Starring: Vignesh, Ramesh, Iyshwarya Rajesh, Silambarasan
Directed by M. Manikandan
They are the unkempt, unbathed urchins. They have a toy watch picked off the streets and a stray dog for a pet. Across the colony gate is their friend from a well-to-do family, who sports a real watch and has been gifted a pug. There is that gate between them, they talk across it but never quite throw it open to mingle.
Kaaka Muttai is about obvious, unjust class divides—between the privileged and the deprived—in Chennai. But its characters could well inhabit ugly urban slums anywhere; the story could unfold in any impoverished home.
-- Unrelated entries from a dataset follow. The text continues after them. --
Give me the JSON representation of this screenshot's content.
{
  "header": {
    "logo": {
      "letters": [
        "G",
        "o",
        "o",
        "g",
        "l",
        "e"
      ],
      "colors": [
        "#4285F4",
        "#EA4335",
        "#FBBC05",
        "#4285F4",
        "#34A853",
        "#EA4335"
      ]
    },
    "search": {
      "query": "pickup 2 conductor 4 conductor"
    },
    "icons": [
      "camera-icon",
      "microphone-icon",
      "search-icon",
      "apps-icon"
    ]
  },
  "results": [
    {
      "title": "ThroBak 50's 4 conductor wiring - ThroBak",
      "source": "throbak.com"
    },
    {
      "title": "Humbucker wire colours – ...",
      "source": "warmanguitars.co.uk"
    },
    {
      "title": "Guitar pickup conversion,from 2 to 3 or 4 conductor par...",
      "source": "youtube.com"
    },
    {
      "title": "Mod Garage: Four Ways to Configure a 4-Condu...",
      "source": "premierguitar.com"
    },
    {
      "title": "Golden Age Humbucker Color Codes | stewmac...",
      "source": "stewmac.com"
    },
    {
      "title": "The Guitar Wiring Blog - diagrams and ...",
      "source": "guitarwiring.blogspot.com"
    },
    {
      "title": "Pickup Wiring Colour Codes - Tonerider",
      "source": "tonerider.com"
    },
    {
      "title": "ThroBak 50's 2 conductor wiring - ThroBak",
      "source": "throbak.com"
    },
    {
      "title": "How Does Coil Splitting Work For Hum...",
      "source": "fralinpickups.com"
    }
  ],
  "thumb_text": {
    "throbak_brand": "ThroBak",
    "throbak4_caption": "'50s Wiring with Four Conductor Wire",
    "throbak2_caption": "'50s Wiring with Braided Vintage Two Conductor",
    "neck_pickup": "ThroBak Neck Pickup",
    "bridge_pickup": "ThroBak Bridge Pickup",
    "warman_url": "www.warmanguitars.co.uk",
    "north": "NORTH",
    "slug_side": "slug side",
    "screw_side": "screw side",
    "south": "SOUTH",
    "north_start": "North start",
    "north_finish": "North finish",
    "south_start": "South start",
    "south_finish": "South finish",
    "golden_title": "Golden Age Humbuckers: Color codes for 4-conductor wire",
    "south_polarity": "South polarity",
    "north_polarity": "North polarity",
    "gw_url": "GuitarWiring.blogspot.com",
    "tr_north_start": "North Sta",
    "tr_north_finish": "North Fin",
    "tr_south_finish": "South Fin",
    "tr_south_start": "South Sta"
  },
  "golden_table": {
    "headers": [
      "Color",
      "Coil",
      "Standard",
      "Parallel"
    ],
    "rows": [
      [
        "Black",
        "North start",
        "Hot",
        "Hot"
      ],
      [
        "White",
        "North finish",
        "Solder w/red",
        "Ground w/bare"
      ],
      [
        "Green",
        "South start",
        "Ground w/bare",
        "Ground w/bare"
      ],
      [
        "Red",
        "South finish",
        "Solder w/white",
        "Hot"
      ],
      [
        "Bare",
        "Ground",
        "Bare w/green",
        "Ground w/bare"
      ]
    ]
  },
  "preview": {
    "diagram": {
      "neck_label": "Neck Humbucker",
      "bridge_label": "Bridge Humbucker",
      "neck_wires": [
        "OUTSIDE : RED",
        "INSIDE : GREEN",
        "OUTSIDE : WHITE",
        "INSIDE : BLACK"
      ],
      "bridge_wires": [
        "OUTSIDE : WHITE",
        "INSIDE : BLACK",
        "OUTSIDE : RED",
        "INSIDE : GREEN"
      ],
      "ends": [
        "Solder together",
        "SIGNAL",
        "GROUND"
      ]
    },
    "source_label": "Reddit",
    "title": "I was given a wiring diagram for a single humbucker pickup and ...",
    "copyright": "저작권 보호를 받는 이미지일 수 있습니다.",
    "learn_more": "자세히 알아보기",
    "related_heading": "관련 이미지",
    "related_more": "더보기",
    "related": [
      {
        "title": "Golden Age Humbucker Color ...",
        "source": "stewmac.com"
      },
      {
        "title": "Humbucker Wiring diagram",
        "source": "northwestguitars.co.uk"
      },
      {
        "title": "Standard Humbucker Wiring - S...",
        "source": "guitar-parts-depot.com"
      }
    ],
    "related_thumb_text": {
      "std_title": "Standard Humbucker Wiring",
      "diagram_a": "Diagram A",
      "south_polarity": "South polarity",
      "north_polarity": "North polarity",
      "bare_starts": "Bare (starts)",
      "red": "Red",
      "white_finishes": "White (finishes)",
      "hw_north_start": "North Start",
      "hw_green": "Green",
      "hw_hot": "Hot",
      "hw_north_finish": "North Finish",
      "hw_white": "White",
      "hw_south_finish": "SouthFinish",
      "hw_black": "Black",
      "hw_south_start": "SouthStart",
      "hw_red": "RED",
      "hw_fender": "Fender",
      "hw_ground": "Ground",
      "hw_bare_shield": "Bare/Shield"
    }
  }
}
Debutant director Manikandan lays the details out unflinchingly—the shabby home with a kerchief-sized toilet rubbing shoulders with the kitchen, the open drains, the mesh of overhead wires, the haphazardly hung clothes, the daily rhythms of life—from fetching water to putting clothes out to dry.
This is the world of the resourceful brothers Chinna and Periya Kaaka Muttai (Vignesh and Ramesh) who live in the ghetto with their mother, grandmother and pet. They struggle not just to make ends meet but to have the locked-up father out on bail. The brothers, instead of studying, pick coal to add to the family income. They are called Junior and Senior Kaaka Muttai because they steal crow’s eggs and drink them up. They can’t afford hen’s eggs and, as their grandmother says, the crow might be black, but is a bird anyhow. A throwaway line which differentiates the hen from the crow, the black from the fair, the haves from the have-nots.
Yet, the grimy life does not pull you down as most narratives of poverty are wont to. There are laughs, joys and wonderment for life’s little desires—a cellphone promised by the imprisoned dad, a TV procured on the ration card and a bite of the pizza from the new shop around the corner, inaugurated by a movie idol (Simbhu playing himself). Some moments are sheer delight. Like the grandma trying to make a pizza out of a dosa.
The characters around the duo get painted with broad brushstrokes, be it the kind-hearted friend Fruit Juice, the rapacious local politician, the exploitative businessman or the local goondas. There is not a false note in the performance of this family (Vignesh, Ramesh, Ishwarya). However, there is the flip side. The cute and happy picture that the kids and the stray make also tends to tower over the essential sordidness of the situation. For the audience, especially the multiplex kinds, it’s the tug-at-the-heartstrings, a feelgood element which makes the film that much more palatable. So we may get implicated in the plight of the Kaaka Muttais, but never neck-deep. Therefore, the build-up to the climax and the end feel a tad convenient. They might get us on our feet and feel good on having washed off the collective guilt, but what after this catharsis? I was left asking questions not so much about the film as of ourselves.